The year: 2046. Also known as…The Future. You are Thomas Hall a brash, easy-talkin’, gunslingin’ diver. Only you don’t dive in water, you dive into neural networks to retrieve people who get lost in this needlessly dangerous technology. Like in the Matrix, you no longer enter the virtual world with a pair of dorky goggles and some plastic controllers, instead you jack your brain directly into the machine by allowing the tech to directly interface with your most vital of organs, your noodle. Also know as, brain.
I was contacted the other day by Lee Jeong-Mi, the developer of Tree of Babylon asking if I would check out her game and write about it. She is a one-person dev team from Seoul, South Korea who felt that the Oculus Store seemed to cater largely to males and she wanted to change that. “I need to see something beautiful on my Gear VR ” she said.
I used to play the crap out of it on my DK2. I have no idea where I got it from, it may have been on Oculus share or perhaps Wearvr, but no matter I got it somewhere and I loved it.
Everyone knows the “classic” board and card games: Monopoly, Candyland, and Uno just to name a few. Sadly, this is the extent of their game knowledge. There is a whole world of board and card games that use new and unique mechanisms, instead of the “roll and move” we all grew up with. For my first game review, I thought I’d start off with a “gateway” game. The term “gateway” refers to a group of games that are easy to learn and play, and introduce the new mechanisms to the gaming world. There are many games in this category, but Catan is often considered one of the best.

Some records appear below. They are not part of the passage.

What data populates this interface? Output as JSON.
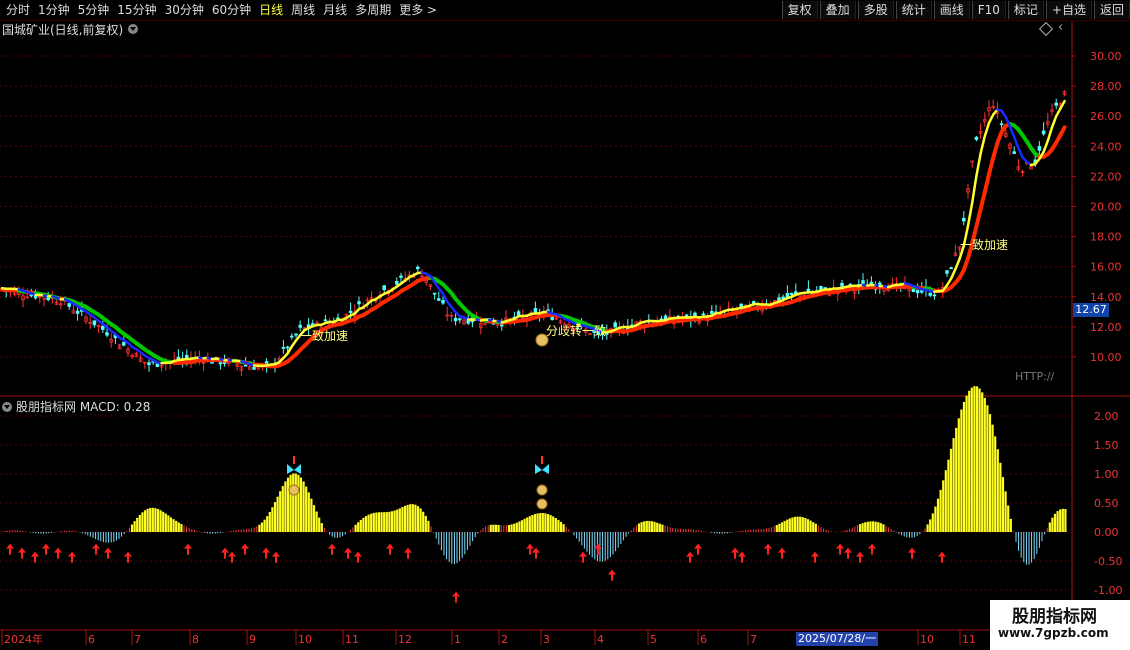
{
  "toolbar": {
    "periods": [
      "分时",
      "1分钟",
      "5分钟",
      "15分钟",
      "30分钟",
      "60分钟",
      "日线",
      "周线",
      "月线",
      "多周期",
      "更多 >"
    ],
    "active_period": "日线",
    "tools": [
      "复权",
      "叠加",
      "多股",
      "统计",
      "画线",
      "F10",
      "标记",
      "+自选",
      "返回"
    ]
  },
  "main_title": "国城矿业(日线,前复权)",
  "price_axis": [
    "30.00",
    "28.00",
    "26.00",
    "24.00",
    "22.00",
    "20.00",
    "18.00",
    "16.00",
    "14.00",
    "12.00",
    "10.00"
  ],
  "current_price": "12.67",
  "annotations": {
    "accel1": "一致加速",
    "diverge": "分歧转一致",
    "accel2": "一致加速",
    "http": "HTTP://"
  },
  "macd": {
    "label": "股朋指标网 MACD: 0.28",
    "axis": [
      "2.00",
      "1.50",
      "1.00",
      "0.50",
      "0.00",
      "-0.50",
      "-1.00"
    ]
  },
  "time_axis": [
    "2024年",
    "6",
    "7",
    "8",
    "9",
    "10",
    "11",
    "12",
    "1",
    "2",
    "3",
    "4",
    "5",
    "6",
    "7",
    "2025/07/28/一",
    "10",
    "11"
  ],
  "watermark": {
    "line1": "股朋指标网",
    "line2": "www.7gpzb.com"
  },
  "colors": {
    "up": "#ff3030",
    "down": "#54ffff",
    "ma_yellow": "#ffff30",
    "ma_red": "#ff2a00",
    "ma_green": "#00c800",
    "ma_blue": "#1a2aff",
    "grid": "#5a0000"
  }
}
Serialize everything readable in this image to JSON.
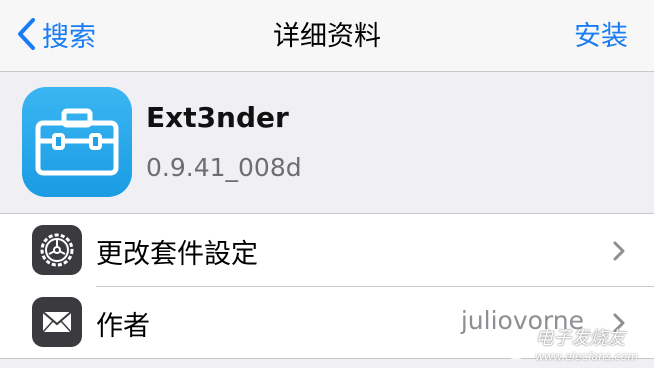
{
  "navbar": {
    "back_label": "搜索",
    "title": "详细资料",
    "install_label": "安装"
  },
  "package": {
    "icon": "toolbox-icon",
    "name": "Ext3nder",
    "version": "0.9.41_008d"
  },
  "rows": [
    {
      "icon": "gear-icon",
      "label": "更改套件設定",
      "detail": ""
    },
    {
      "icon": "mail-icon",
      "label": "作者",
      "detail": "juliovorne"
    }
  ],
  "watermark": {
    "text": "电子发烧友",
    "url": "www.elecfans.com"
  },
  "colors": {
    "accent": "#1a7cf5",
    "app_icon": "#1a9be3",
    "background": "#efeff4"
  }
}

Welcome to Dad’s And Dragons, a website for geeks, dads, geek dads, dads of geeks and anyone else really. We are a “For Purpose” organization, which is a way of saying that we donate most of our profits to charity. We’re not in this to get rich. We’re in this to do something that we love to do and to help others in the process.